It’s not an either or solution, we need to have both types of development as there is demand for both. Mixed-use isn’t a panacea but it also isn’t a “one benefit” solution. It offers many benefits other than traffic reduction.
Bob, thanks for coming by and commenting.
Unfortunately I think you have been misled by people with millions of dollars to gain by promoting these developments. I know there are certain advantages to some types of mixed developments in some settings but traffic reduction is only possible if the density is actually reduced and developers won’t stand for that because it hits them in the pocketbook.
For example, Windward Mill was rezoned from O&I to mixed use by replacing 10 acres of office space with 458 condominiums. That number of condos will add 12,350 net new vehicular trips per day over the previous O&I zoning. Another example is the proposed Metlife project on Haynes Bridge Road. According to the DRI report filed with the Atlanta Regional Commission that project will also add 12,000 new trips to the corner of Haynes Bridge Road and GA 400. It’s just common sense that cramming more people into less space makes more traffic but somehow developers have convinced people otherwise.
As for the negative impact of sprawl I think you have once again been misled by people with agendas. The overwhelming majority of people prefer to live in single family homes with a yard and I find the practice of calling that choice “sprawl” offensive. There is nothing inherently wrong with single family homes any more than there is in choosing to live in 13 story condominiums. Dense developments may indeed be more efficient but at what cost? Have you ever looked at a map showing the geograhic distribution of crimes in Alpharetta or Milton? And what about test scores in schools with high density housing?
I think some of our disagreement, though, is that we have different products in mind. Your descriptions remind me of the recent developments in the Crabapple and Vickery Creek areas and I am a fan of those developments. Their residential components are single family homes, townhomes and a few lofts. They are a great product and an attractive setting.
But you have to understand that I live closer to GA 400 and mixed use here means high rise condos and/or apartments at densities that boggle the mind. Can you imagine 45 units per acre in Crabapple?
Well, there’s some common ground. I don’t think we need high rise development in Crabapple or Birmingham Crossroads either. And I agree with you that most people want single family homes in neighborhoods like yours. But I still think we need both.

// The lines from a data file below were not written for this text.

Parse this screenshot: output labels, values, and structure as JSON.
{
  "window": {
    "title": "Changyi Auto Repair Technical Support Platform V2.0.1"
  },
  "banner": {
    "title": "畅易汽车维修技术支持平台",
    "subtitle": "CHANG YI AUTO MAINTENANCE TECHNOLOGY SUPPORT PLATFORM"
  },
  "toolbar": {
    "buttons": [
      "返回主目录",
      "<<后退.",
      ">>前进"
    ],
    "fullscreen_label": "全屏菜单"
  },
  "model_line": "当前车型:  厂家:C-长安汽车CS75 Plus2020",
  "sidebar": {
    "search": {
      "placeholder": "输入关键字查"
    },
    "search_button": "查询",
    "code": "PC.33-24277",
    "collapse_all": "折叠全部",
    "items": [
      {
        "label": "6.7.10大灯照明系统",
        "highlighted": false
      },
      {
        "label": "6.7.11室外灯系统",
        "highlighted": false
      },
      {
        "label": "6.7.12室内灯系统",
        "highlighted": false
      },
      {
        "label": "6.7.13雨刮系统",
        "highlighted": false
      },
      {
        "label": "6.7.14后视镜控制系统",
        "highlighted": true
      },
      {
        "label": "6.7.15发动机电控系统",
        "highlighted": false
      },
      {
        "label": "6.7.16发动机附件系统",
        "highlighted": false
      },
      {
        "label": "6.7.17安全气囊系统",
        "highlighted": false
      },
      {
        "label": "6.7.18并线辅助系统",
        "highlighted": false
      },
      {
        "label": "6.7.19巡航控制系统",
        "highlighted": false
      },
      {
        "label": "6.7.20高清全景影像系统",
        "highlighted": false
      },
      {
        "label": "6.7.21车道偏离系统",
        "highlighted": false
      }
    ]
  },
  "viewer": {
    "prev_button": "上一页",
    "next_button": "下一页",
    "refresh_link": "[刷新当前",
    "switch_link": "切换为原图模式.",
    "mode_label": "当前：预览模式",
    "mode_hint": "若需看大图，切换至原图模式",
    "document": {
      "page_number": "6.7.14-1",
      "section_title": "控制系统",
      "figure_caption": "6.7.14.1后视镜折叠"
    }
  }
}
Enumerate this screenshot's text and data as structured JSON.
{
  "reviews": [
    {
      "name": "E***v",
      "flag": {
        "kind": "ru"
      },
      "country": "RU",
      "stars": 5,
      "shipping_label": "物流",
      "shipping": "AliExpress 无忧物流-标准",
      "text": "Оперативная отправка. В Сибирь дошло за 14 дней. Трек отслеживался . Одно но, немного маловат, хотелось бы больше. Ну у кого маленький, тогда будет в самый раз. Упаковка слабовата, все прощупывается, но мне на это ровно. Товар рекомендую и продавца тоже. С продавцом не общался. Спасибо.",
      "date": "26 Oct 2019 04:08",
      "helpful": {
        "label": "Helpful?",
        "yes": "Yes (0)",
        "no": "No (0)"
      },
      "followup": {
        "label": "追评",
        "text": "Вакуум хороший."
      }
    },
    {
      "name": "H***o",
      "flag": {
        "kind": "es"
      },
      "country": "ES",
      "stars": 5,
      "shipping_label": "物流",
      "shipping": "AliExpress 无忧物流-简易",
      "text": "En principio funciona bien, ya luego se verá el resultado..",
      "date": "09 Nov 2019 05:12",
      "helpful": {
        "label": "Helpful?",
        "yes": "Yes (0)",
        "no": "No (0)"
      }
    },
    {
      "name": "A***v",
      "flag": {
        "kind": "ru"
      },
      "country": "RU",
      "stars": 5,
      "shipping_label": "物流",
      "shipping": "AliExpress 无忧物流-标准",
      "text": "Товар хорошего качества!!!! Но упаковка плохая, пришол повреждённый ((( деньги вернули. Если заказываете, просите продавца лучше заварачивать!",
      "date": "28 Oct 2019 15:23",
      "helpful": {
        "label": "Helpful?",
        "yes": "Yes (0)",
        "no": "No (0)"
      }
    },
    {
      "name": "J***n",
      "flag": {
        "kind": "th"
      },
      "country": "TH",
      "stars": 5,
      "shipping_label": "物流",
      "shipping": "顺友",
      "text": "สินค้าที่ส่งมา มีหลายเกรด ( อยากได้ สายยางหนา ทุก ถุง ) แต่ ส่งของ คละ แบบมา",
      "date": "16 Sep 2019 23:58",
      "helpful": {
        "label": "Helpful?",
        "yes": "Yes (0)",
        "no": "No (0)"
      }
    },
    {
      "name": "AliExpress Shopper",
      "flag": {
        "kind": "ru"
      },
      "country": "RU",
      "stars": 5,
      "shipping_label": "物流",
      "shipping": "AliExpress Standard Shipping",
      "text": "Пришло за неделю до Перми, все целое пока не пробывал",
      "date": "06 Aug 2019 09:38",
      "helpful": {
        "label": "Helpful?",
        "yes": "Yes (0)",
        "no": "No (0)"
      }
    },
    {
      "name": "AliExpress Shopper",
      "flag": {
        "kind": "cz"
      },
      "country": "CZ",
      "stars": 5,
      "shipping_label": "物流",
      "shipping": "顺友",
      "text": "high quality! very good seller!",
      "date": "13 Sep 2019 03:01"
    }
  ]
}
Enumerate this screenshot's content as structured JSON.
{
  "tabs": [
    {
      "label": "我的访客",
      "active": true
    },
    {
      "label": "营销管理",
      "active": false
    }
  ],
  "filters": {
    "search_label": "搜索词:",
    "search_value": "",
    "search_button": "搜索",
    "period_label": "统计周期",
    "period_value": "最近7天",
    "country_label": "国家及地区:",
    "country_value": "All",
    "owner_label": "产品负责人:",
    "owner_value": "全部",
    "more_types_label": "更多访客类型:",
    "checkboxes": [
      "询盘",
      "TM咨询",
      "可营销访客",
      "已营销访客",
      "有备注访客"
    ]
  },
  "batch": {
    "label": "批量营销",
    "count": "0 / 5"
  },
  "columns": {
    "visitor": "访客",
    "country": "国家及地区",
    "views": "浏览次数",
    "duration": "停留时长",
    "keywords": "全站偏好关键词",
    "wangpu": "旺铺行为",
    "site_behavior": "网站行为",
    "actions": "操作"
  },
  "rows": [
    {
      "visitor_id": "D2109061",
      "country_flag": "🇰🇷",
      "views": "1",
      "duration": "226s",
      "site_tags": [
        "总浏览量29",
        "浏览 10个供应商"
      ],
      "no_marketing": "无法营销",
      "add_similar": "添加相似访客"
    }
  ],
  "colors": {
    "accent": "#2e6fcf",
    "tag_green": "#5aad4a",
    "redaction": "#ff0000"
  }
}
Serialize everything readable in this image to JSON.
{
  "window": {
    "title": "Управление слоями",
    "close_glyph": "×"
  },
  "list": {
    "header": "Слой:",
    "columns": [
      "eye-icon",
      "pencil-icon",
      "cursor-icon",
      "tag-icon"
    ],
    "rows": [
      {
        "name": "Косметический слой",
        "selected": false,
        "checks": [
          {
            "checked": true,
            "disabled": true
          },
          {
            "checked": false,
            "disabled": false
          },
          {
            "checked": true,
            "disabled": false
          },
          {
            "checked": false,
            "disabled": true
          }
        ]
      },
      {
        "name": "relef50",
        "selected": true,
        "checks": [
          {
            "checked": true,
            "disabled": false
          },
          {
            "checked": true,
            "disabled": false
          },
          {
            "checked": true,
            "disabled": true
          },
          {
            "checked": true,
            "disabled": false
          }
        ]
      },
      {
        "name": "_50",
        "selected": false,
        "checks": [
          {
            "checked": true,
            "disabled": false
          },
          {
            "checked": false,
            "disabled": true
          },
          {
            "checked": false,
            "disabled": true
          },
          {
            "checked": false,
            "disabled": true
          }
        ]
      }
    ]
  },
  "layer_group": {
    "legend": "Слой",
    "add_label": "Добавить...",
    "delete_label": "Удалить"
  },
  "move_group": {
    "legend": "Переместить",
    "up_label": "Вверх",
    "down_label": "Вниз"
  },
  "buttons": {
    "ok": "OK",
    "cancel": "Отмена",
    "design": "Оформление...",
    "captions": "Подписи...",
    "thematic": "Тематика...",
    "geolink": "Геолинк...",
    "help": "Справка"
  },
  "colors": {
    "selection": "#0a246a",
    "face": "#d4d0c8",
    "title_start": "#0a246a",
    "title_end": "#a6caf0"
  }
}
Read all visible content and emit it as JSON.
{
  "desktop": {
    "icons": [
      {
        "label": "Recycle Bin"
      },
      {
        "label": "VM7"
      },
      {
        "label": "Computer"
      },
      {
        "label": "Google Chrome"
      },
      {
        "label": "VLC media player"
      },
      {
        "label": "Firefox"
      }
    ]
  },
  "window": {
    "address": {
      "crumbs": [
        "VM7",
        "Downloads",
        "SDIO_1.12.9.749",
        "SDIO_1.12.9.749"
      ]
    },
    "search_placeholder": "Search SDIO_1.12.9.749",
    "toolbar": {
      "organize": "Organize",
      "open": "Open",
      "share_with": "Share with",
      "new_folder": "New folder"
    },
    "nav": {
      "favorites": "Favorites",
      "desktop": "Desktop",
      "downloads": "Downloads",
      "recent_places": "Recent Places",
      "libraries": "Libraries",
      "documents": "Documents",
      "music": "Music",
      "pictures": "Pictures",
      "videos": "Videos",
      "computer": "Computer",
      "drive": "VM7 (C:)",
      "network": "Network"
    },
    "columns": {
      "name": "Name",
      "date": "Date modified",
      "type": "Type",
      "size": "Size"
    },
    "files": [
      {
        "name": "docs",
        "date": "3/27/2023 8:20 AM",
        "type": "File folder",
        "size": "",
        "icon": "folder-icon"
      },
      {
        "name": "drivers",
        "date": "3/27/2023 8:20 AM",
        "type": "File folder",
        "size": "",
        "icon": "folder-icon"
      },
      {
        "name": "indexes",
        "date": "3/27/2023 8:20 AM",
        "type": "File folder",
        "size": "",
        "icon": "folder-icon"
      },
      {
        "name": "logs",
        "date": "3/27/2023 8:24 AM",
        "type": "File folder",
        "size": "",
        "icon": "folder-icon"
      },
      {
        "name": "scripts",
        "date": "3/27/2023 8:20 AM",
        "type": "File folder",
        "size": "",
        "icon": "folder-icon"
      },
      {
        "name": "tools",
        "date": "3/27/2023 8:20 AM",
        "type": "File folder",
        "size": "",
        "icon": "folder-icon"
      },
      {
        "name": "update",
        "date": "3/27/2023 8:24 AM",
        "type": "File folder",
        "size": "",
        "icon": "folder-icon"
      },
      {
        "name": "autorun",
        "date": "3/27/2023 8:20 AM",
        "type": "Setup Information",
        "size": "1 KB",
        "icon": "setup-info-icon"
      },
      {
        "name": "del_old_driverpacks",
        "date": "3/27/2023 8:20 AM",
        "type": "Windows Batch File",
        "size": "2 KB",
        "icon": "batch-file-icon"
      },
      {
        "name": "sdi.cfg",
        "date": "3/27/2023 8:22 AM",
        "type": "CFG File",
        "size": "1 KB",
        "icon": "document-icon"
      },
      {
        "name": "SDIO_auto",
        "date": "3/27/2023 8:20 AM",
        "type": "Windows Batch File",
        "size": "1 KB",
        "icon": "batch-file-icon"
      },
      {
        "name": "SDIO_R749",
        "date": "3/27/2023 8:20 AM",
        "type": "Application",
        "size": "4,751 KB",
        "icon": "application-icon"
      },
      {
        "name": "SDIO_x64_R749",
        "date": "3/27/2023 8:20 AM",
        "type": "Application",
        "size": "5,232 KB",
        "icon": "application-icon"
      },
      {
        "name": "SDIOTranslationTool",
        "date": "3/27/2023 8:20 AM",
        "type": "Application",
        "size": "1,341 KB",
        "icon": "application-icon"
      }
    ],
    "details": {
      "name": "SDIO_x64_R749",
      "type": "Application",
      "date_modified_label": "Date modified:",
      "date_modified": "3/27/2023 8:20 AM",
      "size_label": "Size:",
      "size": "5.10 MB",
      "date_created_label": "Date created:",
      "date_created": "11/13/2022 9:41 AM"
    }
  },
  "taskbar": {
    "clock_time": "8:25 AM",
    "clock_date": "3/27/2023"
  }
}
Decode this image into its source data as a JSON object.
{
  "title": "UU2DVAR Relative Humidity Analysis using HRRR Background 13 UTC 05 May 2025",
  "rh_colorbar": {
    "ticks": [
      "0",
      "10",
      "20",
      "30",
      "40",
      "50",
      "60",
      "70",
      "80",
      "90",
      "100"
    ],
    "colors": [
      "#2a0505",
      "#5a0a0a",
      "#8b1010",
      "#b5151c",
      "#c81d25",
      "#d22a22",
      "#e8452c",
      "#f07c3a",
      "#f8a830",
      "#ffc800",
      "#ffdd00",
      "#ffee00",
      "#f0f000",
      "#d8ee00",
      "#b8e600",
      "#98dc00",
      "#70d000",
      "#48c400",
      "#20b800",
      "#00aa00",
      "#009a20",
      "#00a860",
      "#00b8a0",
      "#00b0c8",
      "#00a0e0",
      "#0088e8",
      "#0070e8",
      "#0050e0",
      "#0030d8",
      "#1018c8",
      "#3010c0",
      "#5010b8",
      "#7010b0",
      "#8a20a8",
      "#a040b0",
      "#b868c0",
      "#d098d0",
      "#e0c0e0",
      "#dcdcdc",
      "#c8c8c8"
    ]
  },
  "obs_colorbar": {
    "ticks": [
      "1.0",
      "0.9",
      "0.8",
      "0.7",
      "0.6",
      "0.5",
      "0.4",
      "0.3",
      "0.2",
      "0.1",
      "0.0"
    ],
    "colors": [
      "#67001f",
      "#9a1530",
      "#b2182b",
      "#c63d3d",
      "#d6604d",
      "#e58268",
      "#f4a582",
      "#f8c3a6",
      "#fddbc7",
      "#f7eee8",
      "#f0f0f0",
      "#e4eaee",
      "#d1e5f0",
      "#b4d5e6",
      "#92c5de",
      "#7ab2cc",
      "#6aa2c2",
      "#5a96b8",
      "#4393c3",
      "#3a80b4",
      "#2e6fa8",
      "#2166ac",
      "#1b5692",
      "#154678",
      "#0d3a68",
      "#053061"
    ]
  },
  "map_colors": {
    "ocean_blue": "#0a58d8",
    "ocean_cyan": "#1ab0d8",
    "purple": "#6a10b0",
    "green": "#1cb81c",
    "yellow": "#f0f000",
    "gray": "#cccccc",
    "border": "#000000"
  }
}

But I will say I don’t think I’m being mislead by people who want to make money. I think all development (residential, mixed-use, commercial or retail) is initiated by people who want to make money – that includes the developers of our typical “Milpharetta” subdivisions.
You are right. Bob is wrong.